The Provider Handbook prescribes that the accelerator program course must result in the award of a qualification and that providers are to use their standard accreditation procedures. How would this apply to e.g. a micro credential that might later contribute to an AQF outcome such as a Master level course?
Non-AQF qualifications, including microcredentials*, could meet the legislative requirement for Startup Year courses to result in the award of a qualification.
The Higher Education Support Act 2003 does require that, as far as practicable, the higher education provider must apply the same procedures it applies when self-accrediting a course of study to accrediting a Startup Year course. The department acknowledges that for providers that choose to offer a non-AQF qualification, the accreditation process will not mirror the exact procedures that are applied for a course of study. We would, however, be looking to see that there has been a degree of rigour and oversight applied within the institution as a quality assurance measure and safeguard for students. The intent is to ensure the student gains a creditable offering from the study that they can use in the future.
*This does not include ‘microcredential courses’ as defined in Schedule 1 of the Higher Education Support Act 2003, due to the difference in EFTSL requirements.
Are universities able to partner with industry partners for funding and other pathway opportunities for students?
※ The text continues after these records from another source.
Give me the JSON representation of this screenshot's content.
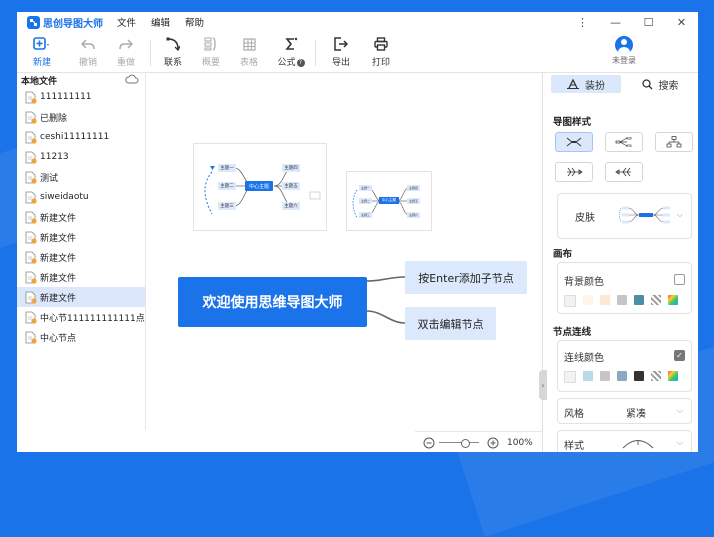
{
  "app": {
    "title": "思创导图大师"
  },
  "menu": [
    "文件",
    "编辑",
    "帮助"
  ],
  "toolbar": {
    "new": "新建",
    "undo": "撤销",
    "redo": "重做",
    "relation": "联系",
    "summary": "概要",
    "table": "表格",
    "formula": "公式",
    "export": "导出",
    "print": "打印",
    "login": "未登录"
  },
  "sidebar": {
    "heading": "本地文件",
    "files": [
      "111111111",
      "已删除",
      "ceshi11111111",
      "11213",
      "测试",
      "siweidaotu",
      "新建文件",
      "新建文件",
      "新建文件",
      "新建文件",
      "新建文件",
      "中心节111111111111点",
      "中心节点"
    ],
    "selected_index": 10
  },
  "templates": {
    "center": "中心主题",
    "topics": [
      "主题一",
      "主题二",
      "主题三",
      "主题四",
      "主题五",
      "主题六"
    ]
  },
  "mindmap": {
    "center": "欢迎使用思维导图大师",
    "children": [
      "按Enter添加子节点",
      "双击编辑节点"
    ]
  },
  "zoom": {
    "level": "100%"
  },
  "panel": {
    "tab_style": "装扮",
    "tab_search": "搜索",
    "section_layout": "导图样式",
    "skin_label": "皮肤",
    "section_canvas": "画布",
    "bg_color_label": "背景颜色",
    "section_lines": "节点连线",
    "line_color_label": "连线颜色",
    "style_label": "风格",
    "style_value": "紧凑",
    "type_label": "样式"
  },
  "colors": {
    "brand": "#1a73e8",
    "node_fill": "#dce8fb",
    "bg_swatches": [
      "#f2f2f2",
      "#fdf6e8",
      "#fde8d4",
      "#c5c5c5",
      "#4c8da7"
    ],
    "line_swatches": [
      "#f2f2f2",
      "#b9dbe6",
      "#c5c5c5",
      "#8aa9c4",
      "#333333"
    ]
  }
}
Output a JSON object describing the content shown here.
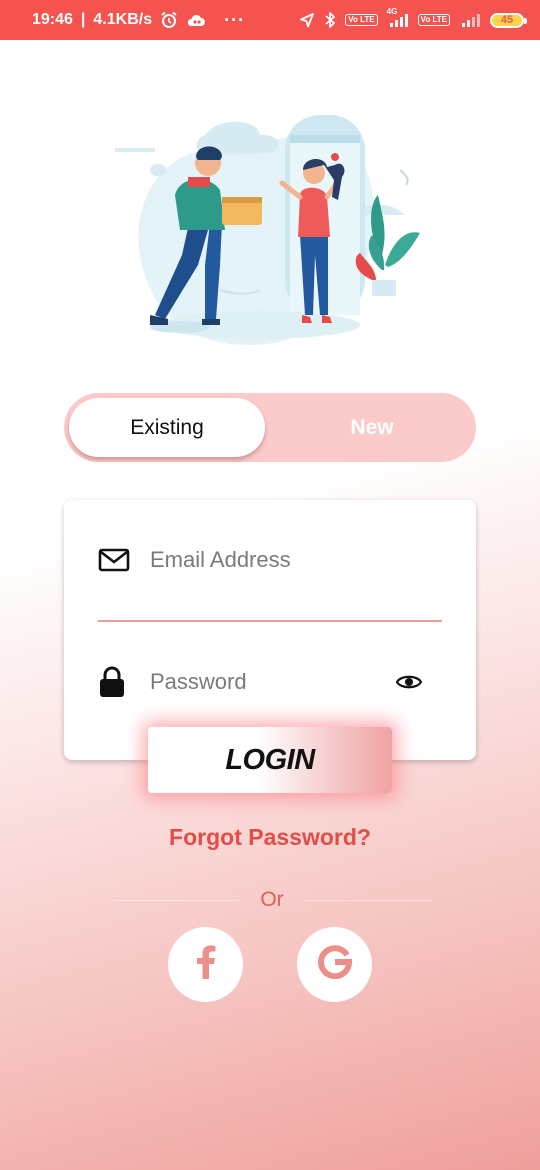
{
  "status_bar": {
    "time": "19:46",
    "network_speed": "4.1KB/s",
    "more": "···",
    "volte_1": "Vo LTE",
    "net_type": "4G",
    "volte_2": "Vo LTE",
    "battery": "45"
  },
  "auth_toggle": {
    "existing_label": "Existing",
    "new_label": "New",
    "selected": "Existing"
  },
  "form": {
    "email_placeholder": "Email Address",
    "email_value": "",
    "password_placeholder": "Password",
    "password_value": ""
  },
  "login_label": "LOGIN",
  "forgot_label": "Forgot Password?",
  "or_label": "Or",
  "social": {
    "facebook_letter": "f",
    "google_letter": "G"
  },
  "colors": {
    "status_bar": "#f4534f",
    "accent": "#e14e45",
    "toggle_bg": "#fbcaca",
    "underline": "#ec9d95"
  },
  "icons": [
    "alarm-icon",
    "cloud-icon",
    "location-icon",
    "bluetooth-icon",
    "signal-icon",
    "battery-icon",
    "mail-icon",
    "lock-icon",
    "eye-icon",
    "facebook-icon",
    "google-icon"
  ]
}
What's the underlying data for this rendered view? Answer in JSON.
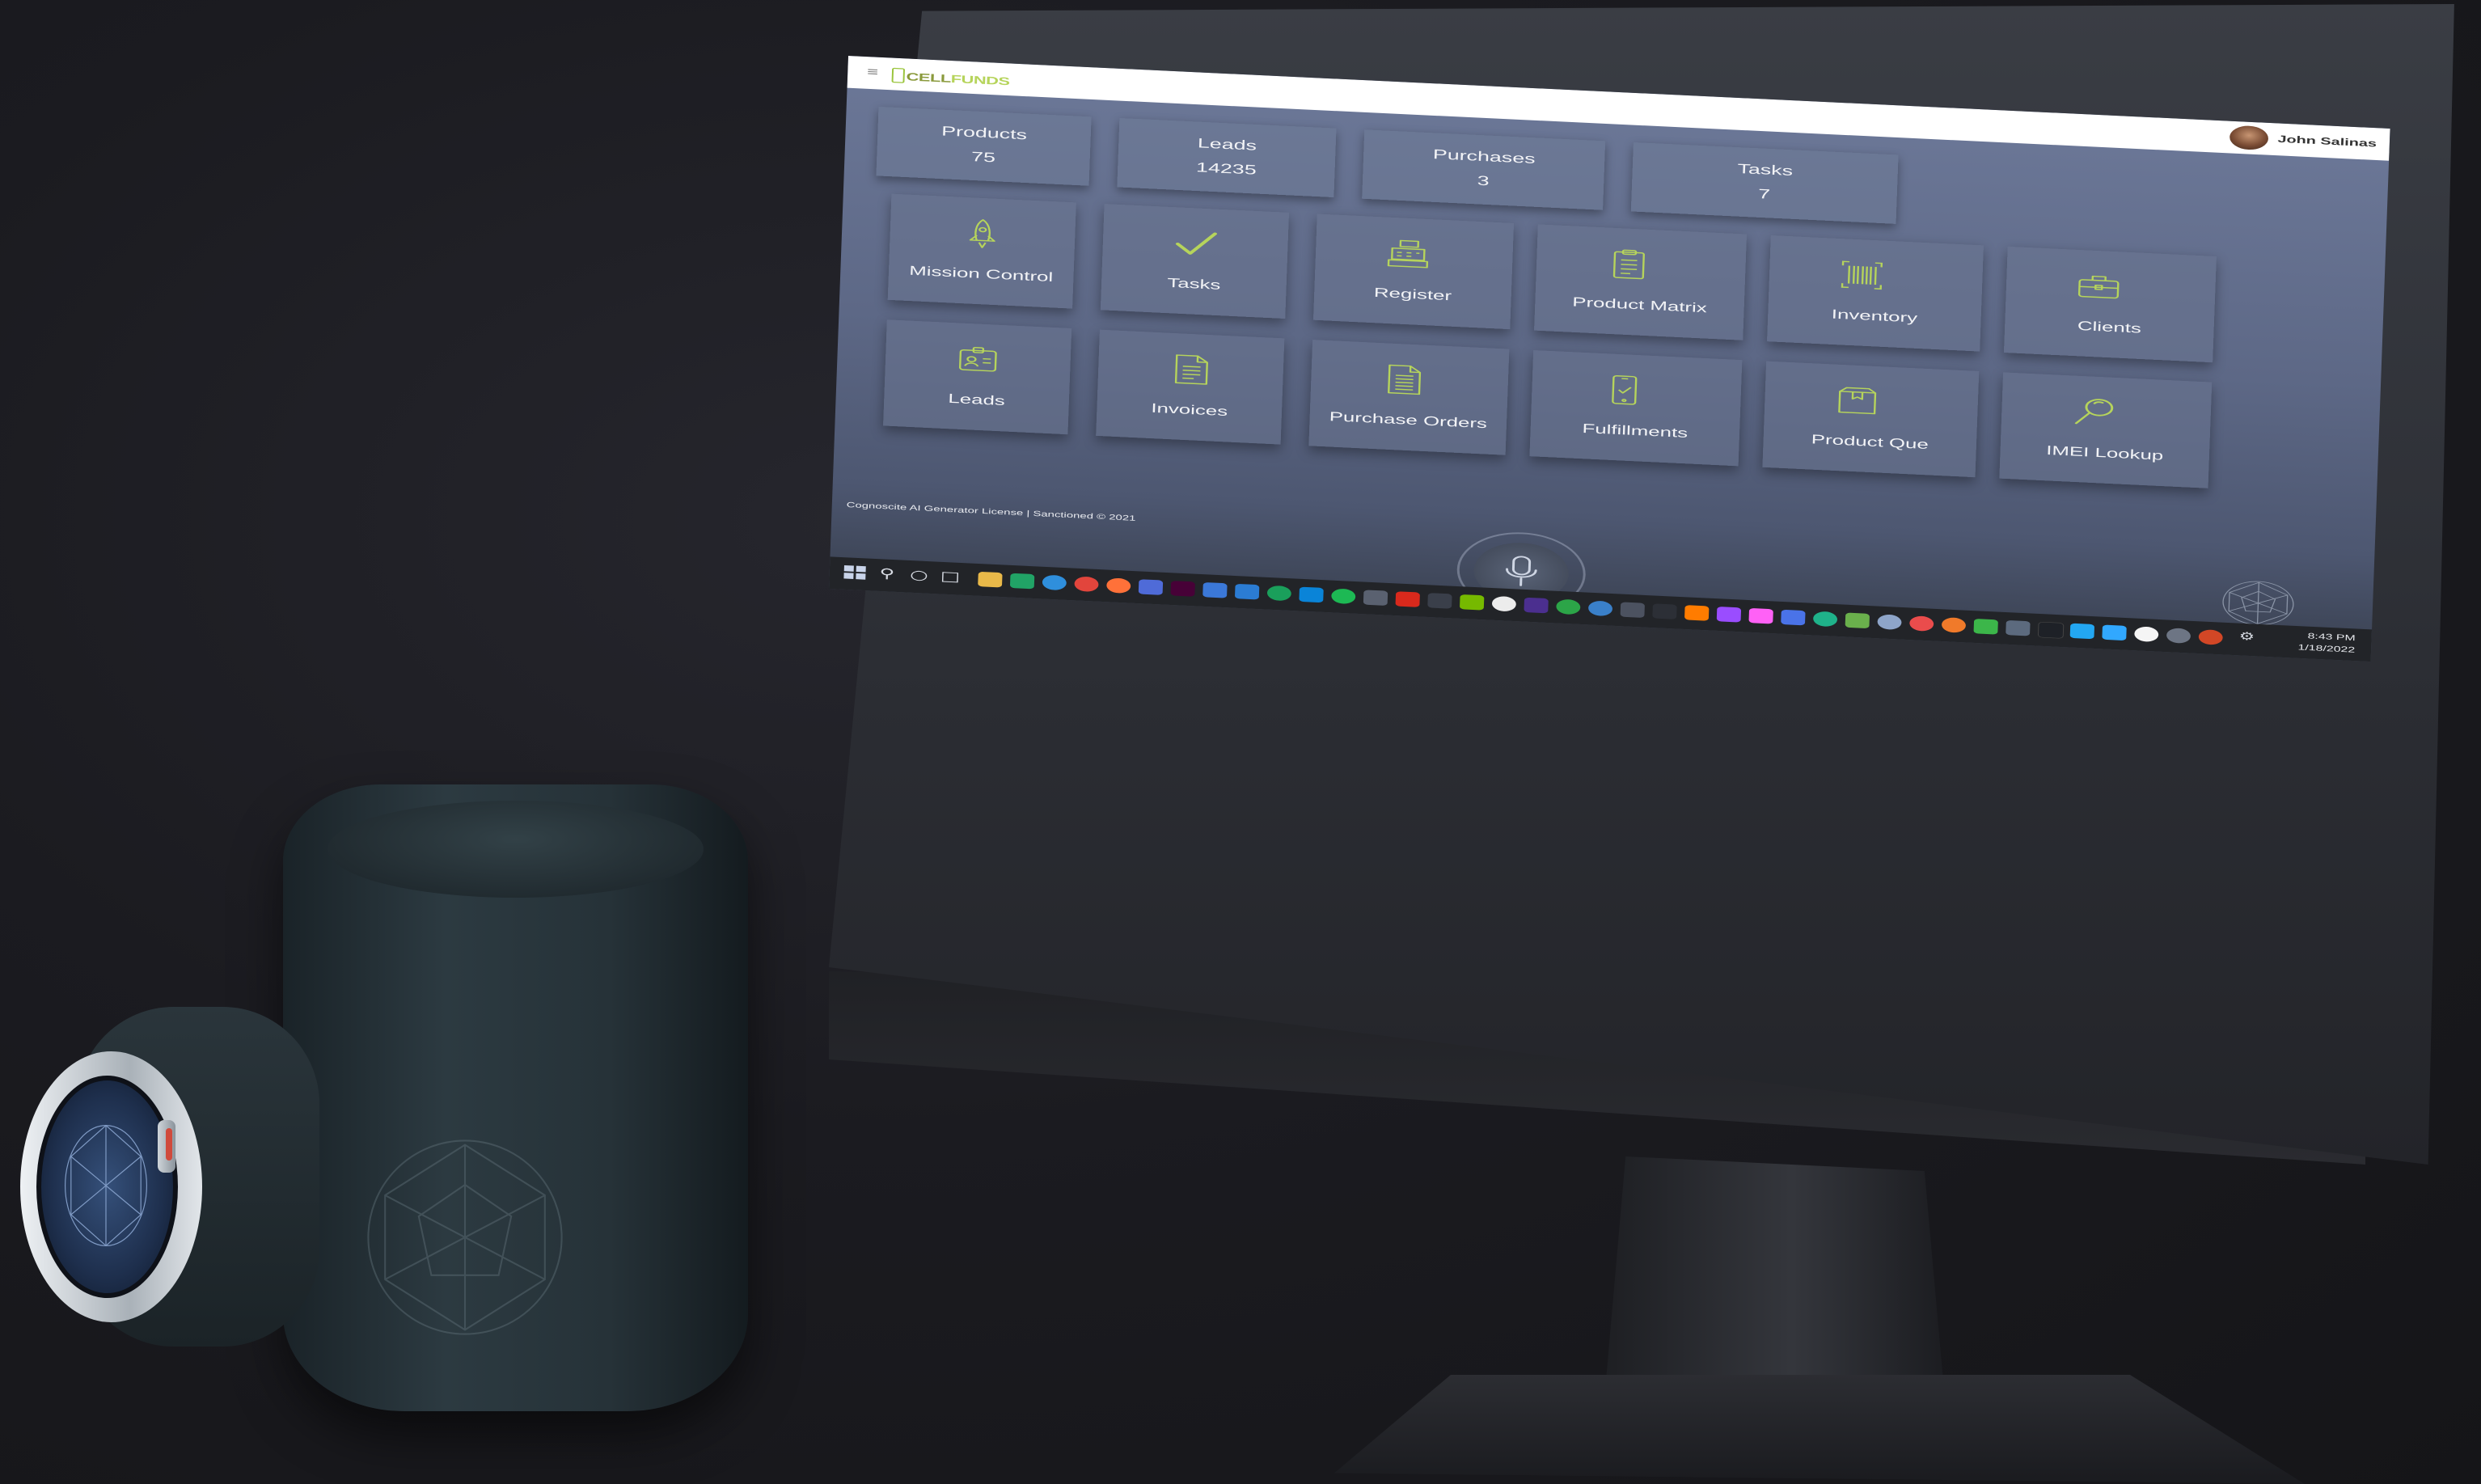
{
  "app": {
    "logo_cell": "CELL",
    "logo_funds": "FUNDS",
    "user_name": "John Salinas"
  },
  "stats": [
    {
      "label": "Products",
      "value": "75"
    },
    {
      "label": "Leads",
      "value": "14235"
    },
    {
      "label": "Purchases",
      "value": "3"
    },
    {
      "label": "Tasks",
      "value": "7"
    }
  ],
  "tiles": [
    {
      "label": "Mission Control",
      "icon": "rocket-icon"
    },
    {
      "label": "Tasks",
      "icon": "checkmark-icon"
    },
    {
      "label": "Register",
      "icon": "cash-register-icon"
    },
    {
      "label": "Product Matrix",
      "icon": "clipboard-list-icon"
    },
    {
      "label": "Inventory",
      "icon": "barcode-icon"
    },
    {
      "label": "Clients",
      "icon": "briefcase-icon"
    },
    {
      "label": "Leads",
      "icon": "id-badge-icon"
    },
    {
      "label": "Invoices",
      "icon": "document-icon"
    },
    {
      "label": "Purchase Orders",
      "icon": "document-list-icon"
    },
    {
      "label": "Fulfillments",
      "icon": "phone-check-icon"
    },
    {
      "label": "Product Que",
      "icon": "box-icon"
    },
    {
      "label": "IMEI Lookup",
      "icon": "magnifier-icon"
    }
  ],
  "footer": {
    "license_text": "Cognoscite AI Generator License | Sanctioned © 2021"
  },
  "taskbar": {
    "time": "8:43 PM",
    "date": "1/18/2022"
  },
  "colors": {
    "accent": "#b6d45b",
    "header_bg": "#ffffff",
    "screen_top": "#6c7898",
    "screen_bottom": "#39404f",
    "taskbar_bg": "#222428"
  }
}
Industry partnerships can offer excellent opportunities and resources, so the department would encourage any collaboration which provides students with further opportunities in this space providing the student has the opportunity to pursue their own commercialisation pathway, as the intent is to ensure students develop the key skills to be able to create their own startup.
Yes – students will need to be formally enrolled and reported through TCSI. In the same way that TFN are required for other HELP loan types, students will need to provide their TFN when completing their electronic Commonwealth Assistance Form (eCAF).
Funding will be provided through HELP, but will it need to be put aside for accelerator courses? Will it form part of the funding agreement?
Consistent with other HELP loans, a provider has discretion regarding to the internal allocation of course fees students pay whether paid up front or deferred through a HELP loan.
The maximum fee $11,800/EFTSL – this doesn’t align with any of the funding cluster rates (https://www.education.gov.au/higher-education-loan-program/resources/2023-allocation-units-study-funding-clusters), so do universities need to decide their own student contribution rates?
The course fee for an accelerator program course must not exceed the maximum student contribution amount (specified in item 4 of the table you have linked to above) for non-grandfathered student in a unit of study in Medicine, Dentistry or Veterinary Science (for a one EFTSL course). In 2023 that amount is $11,800. Because these are not Commonwealth Supported Places, there is no ‘student contribution rate’ as such, but the maximum course fee has been linked to the funding cluster rates.
Is there a grant which will go to the provider and is this in addition to the course fees the student would pay?
The Startup Year program is not a government grant program; it offers an income-contingent loan (STARTUP-HELP) which is similar to other HELP loans which allows students to defer any course fees associated with a Startup Year course. Students selected for STARTUP-HELP places will also be eligible for income support, where they meet other eligibility requirements.